14. Laub MT, Chen SL, Shapiro L, McAdams HH. Genes directly controlled by CtrA, a master regulator of the Caulobacter cell cycle. Proc Natl Acad Sci USA. 2002;99:4632–4637. [PMC free article] [PubMed]
15. Quon KC, Yang B, Domian IJ, Shapiro L, Marczynski GT. Negative control of bacterial DNA replication by a cell cycle regulatory protein that binds at the chromosome origin. Proc Natl Acad Sci USA. 1998;95:120–125. [PMC free article] [PubMed]
16. Angelastro PS, Sliusarenko O, Jacobs-Wagner C. Polar localization of the CckA histidine kinase and cell cycle periodicity of the essential master regulator CtrA in Caulobacter crescentus. J Bacteriol. 2010;192:539–552. [PMC free article] [PubMed]
17. Wu J, Ohta N, Zhao JL, Newton A. A novel bacterial tyrosine kinase essential for cell division and differentiation. Proc Natl Acad Sci USA. 1999;96:13068–13073. [PMC free article] [PubMed]
18. Sciochetti SA, Ohta N, Newton A. The role of polar localization in the function of an essential Caulobacter crescentus tyrosine kinase. Mol Microbiol. 2005;56:1467–1480. [PubMed]
19. Reisinger SJ, Huntwork S, Viollier PH, Ryan KR. DivL performs critical cell cycle functions in Caulobacter crescentus independent of kinase activity. J Bacteriol. 2007;189:8308–8320. [PMC free article] [PubMed]
20. Pierce DL, et al. Mutations in DivL and CckA rescue a divJ null mutant of Caulobacter crescentus by reducing the activity of CtrA. J Bacteriol. 2006;188:2473–2482. [PMC free article] [PubMed]
21. Iniesta AA, Shapiro L. A bacterial control circuit integrates polar localization and proteolysis of key regulatory proteins with a phospho-signaling cascade. Proc Natl Acad Sci USA. 2008;105:16602–16607. [PMC free article] [PubMed]
22. Landt SG, et al. Small non-coding RNAs in Caulobacter crescentus. Mol Microbiol. 2008;68:600–614. [PubMed]
23. Ely B. Genetics of Caulobacter crescentus. Methods Enzymol. 1991;204:372–384. [PubMed]
24. Domian IJ, Quon KC, Shapiro L. Cell type–specific phosphorylation and proteolysis of a transcriptional regulator controls the G1-to-S transition in a bacterial cell cycle. Cell. 1997;90:415–424. [PubMed]
25. Miller JH. Experiments in Molecular Genetics. Cold Spring Harbor, NY: Cold Spring Harbor Lab Press; 1972.
26. Collier J, Murray SR, Shapiro L. DnaA couples DNA replication and the expression of two cell cycle master regulators. EMBO J. 2006;25:346–356. [PMC free article] [PubMed]
27. Toro E, Hong SH, McAdams HH, Shapiro L. Caulobacter requires a dedicated mechanism to initiate chromosome segregation. Proc Natl Acad Sci USA. 2008;105:15435–15440. [PMC free article] [PubMed]
28. Christen B, et al. High-throughput identification of protein localization dependency networks. Proc Natl Acad Sci USA. 2010;107:4681–4686. [PMC free article] [PubMed]

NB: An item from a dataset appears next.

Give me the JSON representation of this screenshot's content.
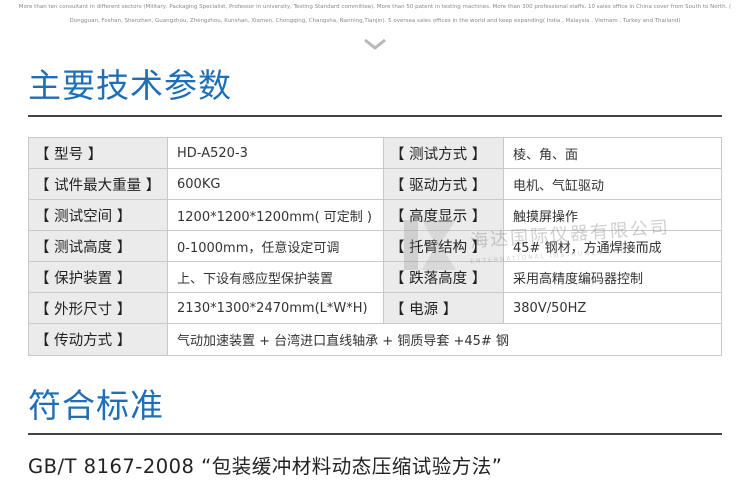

Articles from Proceedings of the National Academy of Sciences of the United States of America are provided here courtesy of National Academy of Sciences
PubReader format: click here to try


Related citations in PubMed

See reviews...See all...

Cited by other articles in PMC

See all...


Recent Activity

Your browsing activity is empty.

Activity recording is turned off.

Turn recording back on

See more...